## Brief
Every entry that appears below is to be output exactly.

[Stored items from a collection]
────────────────────

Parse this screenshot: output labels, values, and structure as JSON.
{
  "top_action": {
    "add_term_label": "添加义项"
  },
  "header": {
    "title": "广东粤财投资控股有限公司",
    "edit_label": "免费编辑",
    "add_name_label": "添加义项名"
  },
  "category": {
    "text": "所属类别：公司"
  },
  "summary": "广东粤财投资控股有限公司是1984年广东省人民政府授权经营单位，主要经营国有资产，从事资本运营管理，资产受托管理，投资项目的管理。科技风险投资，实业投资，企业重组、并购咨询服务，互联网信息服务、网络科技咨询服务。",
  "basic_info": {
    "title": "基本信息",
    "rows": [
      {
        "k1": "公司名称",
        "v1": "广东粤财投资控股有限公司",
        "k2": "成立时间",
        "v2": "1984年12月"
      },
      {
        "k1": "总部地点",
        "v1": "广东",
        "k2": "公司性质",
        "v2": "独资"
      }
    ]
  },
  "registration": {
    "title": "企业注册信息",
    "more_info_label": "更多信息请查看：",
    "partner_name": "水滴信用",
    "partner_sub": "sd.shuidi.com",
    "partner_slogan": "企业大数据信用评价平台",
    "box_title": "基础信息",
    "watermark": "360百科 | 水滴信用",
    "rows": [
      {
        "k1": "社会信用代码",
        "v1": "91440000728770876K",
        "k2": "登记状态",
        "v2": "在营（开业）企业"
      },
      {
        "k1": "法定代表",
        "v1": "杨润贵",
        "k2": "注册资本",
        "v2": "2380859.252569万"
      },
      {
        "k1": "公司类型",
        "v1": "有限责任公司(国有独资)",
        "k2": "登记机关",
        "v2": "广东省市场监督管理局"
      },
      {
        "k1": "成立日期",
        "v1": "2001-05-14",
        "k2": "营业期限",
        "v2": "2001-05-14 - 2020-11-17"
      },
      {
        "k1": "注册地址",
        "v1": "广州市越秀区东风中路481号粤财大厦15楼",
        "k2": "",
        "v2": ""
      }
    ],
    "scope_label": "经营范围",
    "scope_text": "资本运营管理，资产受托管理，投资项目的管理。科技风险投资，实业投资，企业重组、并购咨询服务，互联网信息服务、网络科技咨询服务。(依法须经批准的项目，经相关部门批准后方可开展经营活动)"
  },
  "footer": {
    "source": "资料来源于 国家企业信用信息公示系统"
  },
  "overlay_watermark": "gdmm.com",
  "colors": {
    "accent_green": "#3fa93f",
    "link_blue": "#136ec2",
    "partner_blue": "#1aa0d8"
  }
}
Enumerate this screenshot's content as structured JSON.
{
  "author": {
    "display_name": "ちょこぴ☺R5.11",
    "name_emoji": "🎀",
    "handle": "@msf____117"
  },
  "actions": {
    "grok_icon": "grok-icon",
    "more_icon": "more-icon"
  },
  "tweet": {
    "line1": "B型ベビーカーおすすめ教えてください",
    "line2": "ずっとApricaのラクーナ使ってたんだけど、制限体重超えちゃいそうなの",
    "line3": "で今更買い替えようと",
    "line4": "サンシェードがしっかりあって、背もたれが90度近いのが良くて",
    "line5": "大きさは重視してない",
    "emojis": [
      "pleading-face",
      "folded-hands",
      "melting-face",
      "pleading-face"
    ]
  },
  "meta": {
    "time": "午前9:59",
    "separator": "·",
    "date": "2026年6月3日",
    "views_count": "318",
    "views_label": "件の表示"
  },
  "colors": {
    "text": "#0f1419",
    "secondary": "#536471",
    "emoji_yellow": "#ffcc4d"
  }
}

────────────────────

## Answer section
Parse this screenshot: output labels, values, and structure as JSON.
{
  "top_action": {
    "add_term_label": "添加义项"
  },
  "header": {
    "title": "广东粤财投资控股有限公司",
    "edit_label": "免费编辑",
    "add_name_label": "添加义项名"
  },
  "category": {
    "text": "所属类别：公司"
  },
  "summary": "广东粤财投资控股有限公司是1984年广东省人民政府授权经营单位，主要经营国有资产，从事资本运营管理，资产受托管理，投资项目的管理。科技风险投资，实业投资，企业重组、并购咨询服务，互联网信息服务、网络科技咨询服务。",
  "basic_info": {
    "title": "基本信息",
    "rows": [
      {
        "k1": "公司名称",
        "v1": "广东粤财投资控股有限公司",
        "k2": "成立时间",
        "v2": "1984年12月"
      },
      {
        "k1": "总部地点",
        "v1": "广东",
        "k2": "公司性质",
        "v2": "独资"
      }
    ]
  },
  "registration": {
    "title": "企业注册信息",
    "more_info_label": "更多信息请查看：",
    "partner_name": "水滴信用",
    "partner_sub": "sd.shuidi.com",
    "partner_slogan": "企业大数据信用评价平台",
    "box_title": "基础信息",
    "watermark": "360百科 | 水滴信用",
    "rows": [
      {
        "k1": "社会信用代码",
        "v1": "91440000728770876K",
        "k2": "登记状态",
        "v2": "在营（开业）企业"
      },
      {
        "k1": "法定代表",
        "v1": "杨润贵",
        "k2": "注册资本",
        "v2": "2380859.252569万"
      },
      {
        "k1": "公司类型",
        "v1": "有限责任公司(国有独资)",
        "k2": "登记机关",
        "v2": "广东省市场监督管理局"
      },
      {
        "k1": "成立日期",
        "v1": "2001-05-14",
        "k2": "营业期限",
        "v2": "2001-05-14 - 2020-11-17"
      },
      {
        "k1": "注册地址",
        "v1": "广州市越秀区东风中路481号粤财大厦15楼",
        "k2": "",
        "v2": ""
      }
    ],
    "scope_label": "经营范围",
    "scope_text": "资本运营管理，资产受托管理，投资项目的管理。科技风险投资，实业投资，企业重组、并购咨询服务，互联网信息服务、网络科技咨询服务。(依法须经批准的项目，经相关部门批准后方可开展经营活动)"
  },
  "footer": {
    "source": "资料来源于 国家企业信用信息公示系统"
  },
  "overlay_watermark": "gdmm.com",
  "colors": {
    "accent_green": "#3fa93f",
    "link_blue": "#136ec2",
    "partner_blue": "#1aa0d8"
  }
}
Enumerate this screenshot's content as structured JSON.
{
  "author": {
    "display_name": "ちょこぴ☺R5.11",
    "name_emoji": "🎀",
    "handle": "@msf____117"
  },
  "actions": {
    "grok_icon": "grok-icon",
    "more_icon": "more-icon"
  },
  "tweet": {
    "line1": "B型ベビーカーおすすめ教えてください",
    "line2": "ずっとApricaのラクーナ使ってたんだけど、制限体重超えちゃいそうなの",
    "line3": "で今更買い替えようと",
    "line4": "サンシェードがしっかりあって、背もたれが90度近いのが良くて",
    "line5": "大きさは重視してない",
    "emojis": [
      "pleading-face",
      "folded-hands",
      "melting-face",
      "pleading-face"
    ]
  },
  "meta": {
    "time": "午前9:59",
    "separator": "·",
    "date": "2026年6月3日",
    "views_count": "318",
    "views_label": "件の表示"
  },
  "colors": {
    "text": "#0f1419",
    "secondary": "#536471",
    "emoji_yellow": "#ffcc4d"
  }
}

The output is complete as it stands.